The Marble Falls City Council met Tuesday, Dec. 7, to discuss how best to spend $1.74 million in federal funds. Staff photo by Brigid Cooley
The bulk of $1.74 million in federal Coronavirus Local Fiscal Recovery Funds will go toward water and sewer infrastructure projects, the Marble Falls City Council agreed at its regular meeting Tuesday, Dec. 7. A $250,000 allocation to Baylor Scott & White Medical Center-Marble Falls was cut out in the 5-1 vote.
As part of the American Rescue Plan Act of 2021, the Coronavirus Local Fiscal Recovery Funds program provides financial assistance to non-entitlement units of local government, usually those with populations of under 50,000 people.
The allocation for Marble Falls is to cover specific costs incurred between March 3, 2021, and Dec. 31, 2026, said Marble Falls Fire Chief Russell Sander during the meeting. Funding is released to the city in two separate payments. The first was received this summer; the second is scheduled for release in the summer of 2022. How the money is used has to be decided by a vote of the council.
Of the 15 proposed projects, 11 were geared toward water and sewer infrastructure updates.

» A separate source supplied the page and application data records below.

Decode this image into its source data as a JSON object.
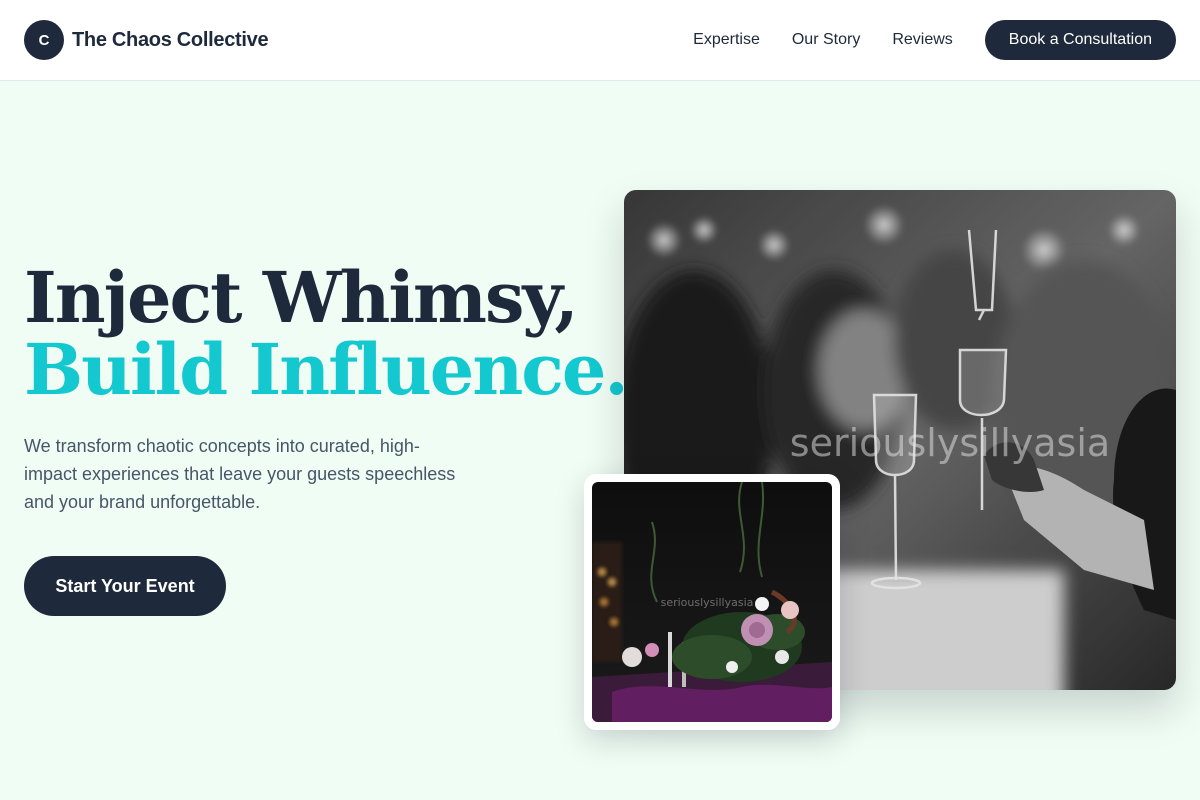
{
  "nav": {
    "logo_letter": "C",
    "brand_name": "The Chaos Collective",
    "links": [
      "Expertise",
      "Our Story",
      "Reviews"
    ],
    "cta_label": "Book a Consultation"
  },
  "hero": {
    "title_line1": "Inject Whimsy,",
    "title_line2": "Build Influence.",
    "subtitle": "We transform chaotic concepts into curated, high-impact experiences that leave your guests speechless and your brand unforgettable.",
    "button_label": "Start Your Event",
    "accent_color": "#14c8d0",
    "dark_color": "#1e293b",
    "background_color": "#f0fdf4"
  },
  "images": {
    "main_watermark": "seriouslysillyasia",
    "small_watermark": "seriouslysillyasia"
  }
}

“Staff prioritized use of the funds for the water and sewer infrastructure due to (Texas) Senate Bill 3 that was passed in the last legislative session,” Sander said. “This Senate bill requires that the city provide uninterrupted water services during extended power outages.”
Members of the council spent about a half-hour discussing whether they should approve the proposed allocation to Baylor Scott & White. The money was designated to help offset excess pandemic-related expenses. Tim Ols, president of the hospital’s Hill Country Region, attended the meeting.
Councilor Bryan Walker objected to giving public funding to the hospital, which is a private entity.
“Each item that’s been presented is undoubtedly something that’s either going for the things that were identified that we needed during the freeze to help us maintain water pressure, upgrade the systems we have in place, and things of that nature,” Walker said. “These are things that benefit people that live here or, at least, trust us for supplying them clean water. The only item on here that doesn’t appear to directly benefit is the line item for (the hospital). My conflict is that we’re giving … money to something that, while it does benefit our citizens in a way, I don’t see as having a significant impact.”
Councilor Dee Haddock agreed, suggesting the funding be used toward another project, such as broadband infrastructure, which was listed as having a $200,000 grant funding allocation. Meanwhile, Mayor Richard Westerman voiced support for providing the hospital with funding, emphasizing the need for medical facilities within city limits.
Councilor Reed Norman was opposed to accepting any federal relief at all and ended up voting against the list of projects. He cited concerns over whether accepting aid would result in the city having to adhere to federal mandates requiring employees to receive COVID-19 vaccinations. He cited an October letter from Texas Attorney General Ken Paxton to all state agencies claiming that the federal government will soon link federal funds to vaccine mandates. Gov. Greg Abbott’s Executive Order GA-39 prohibits vaccine mandates in the state.
City Attorney Patty Akers tried to assuage those fears.
“There is nothing currently conditioned on the documents that I reviewed that would bring those executive orders into play as a condition for this grant,” Akers said. “My comment is that it’s an issue that bears watching. It is not a limiting factor at this particular time.”
Walker made a motion to approve the list of proposed projects with the stipulation that the hospital funding allocation be removed and that city staff continue to monitor how grant acceptance could be affected by federal executive orders and mandates. The motion was approved in a 5-1 vote, with Norman dissenting.